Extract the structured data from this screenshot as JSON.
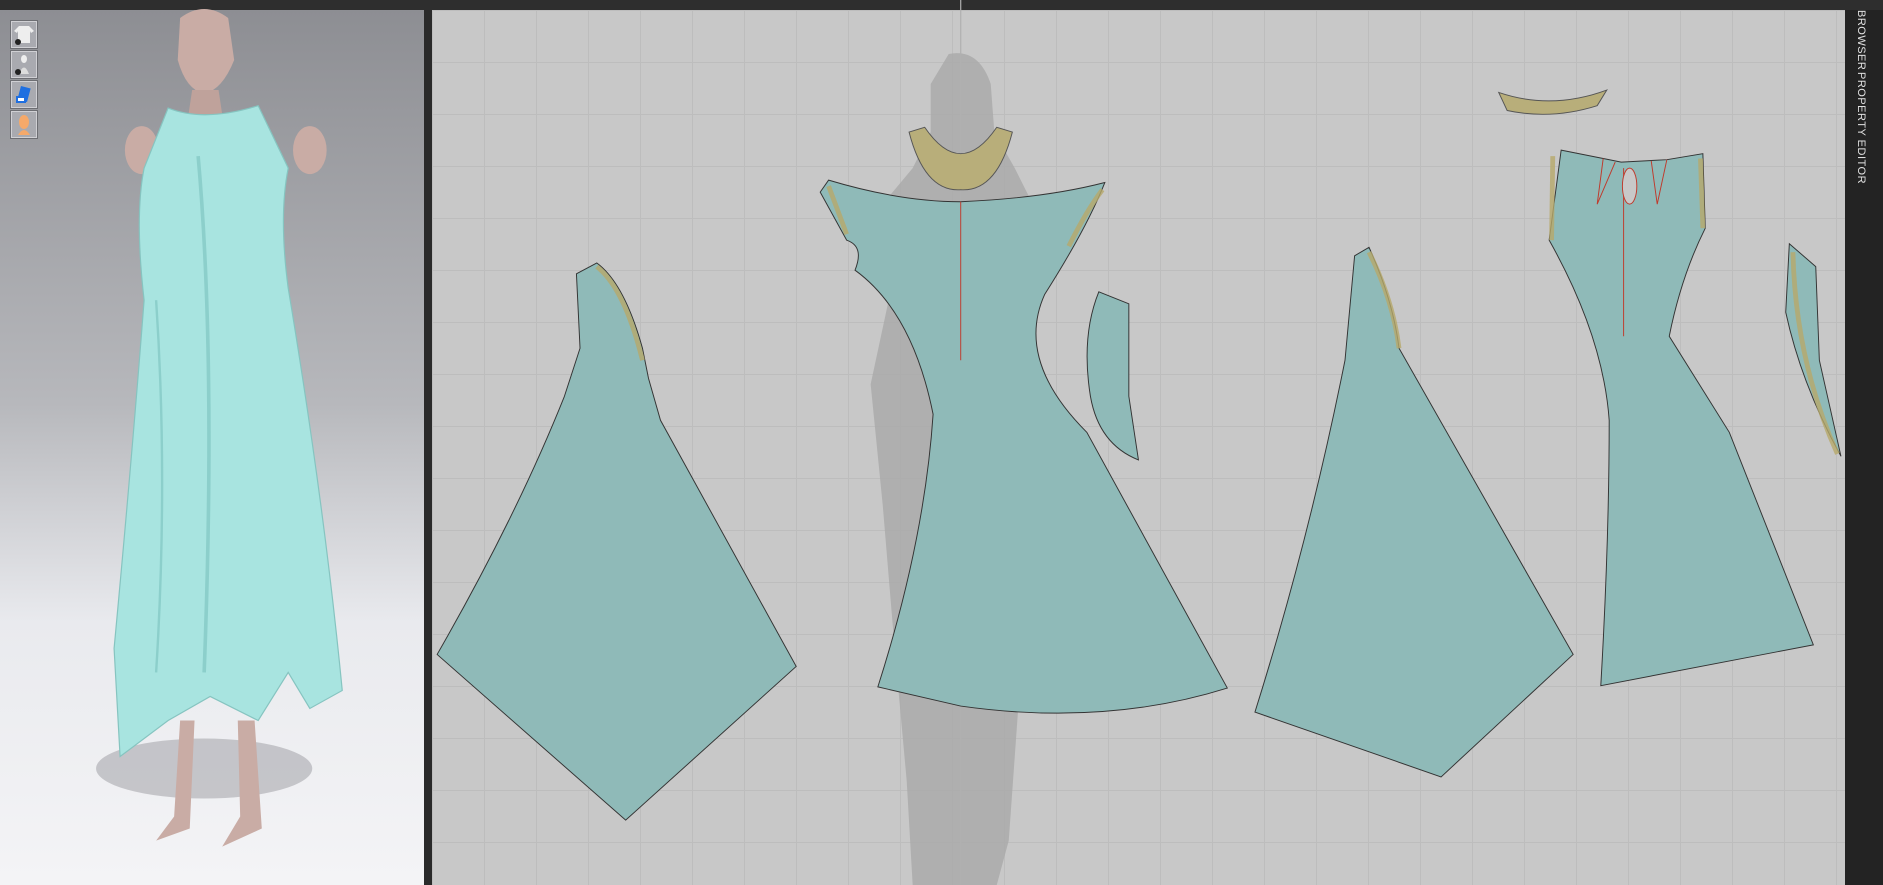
{
  "sidebar": {
    "tabs": [
      {
        "label": "BROWSER"
      },
      {
        "label": "PROPERTY EDITOR"
      }
    ]
  },
  "tools3d": [
    {
      "icon": "garment-visibility-icon"
    },
    {
      "icon": "avatar-visibility-icon"
    },
    {
      "icon": "texture-icon"
    },
    {
      "icon": "skin-icon"
    }
  ],
  "colors": {
    "fabric": "#8fbab8",
    "trim": "#b8ae7a",
    "dress3d": "#a8e4e0",
    "skin": "#c9aca5"
  }
}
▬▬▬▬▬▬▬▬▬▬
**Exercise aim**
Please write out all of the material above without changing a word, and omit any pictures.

**Exercise solution**
Extract the structured data from this screenshot as JSON.
{
  "sidebar": {
    "tabs": [
      {
        "label": "BROWSER"
      },
      {
        "label": "PROPERTY EDITOR"
      }
    ]
  },
  "tools3d": [
    {
      "icon": "garment-visibility-icon"
    },
    {
      "icon": "avatar-visibility-icon"
    },
    {
      "icon": "texture-icon"
    },
    {
      "icon": "skin-icon"
    }
  ],
  "colors": {
    "fabric": "#8fbab8",
    "trim": "#b8ae7a",
    "dress3d": "#a8e4e0",
    "skin": "#c9aca5"
  }
}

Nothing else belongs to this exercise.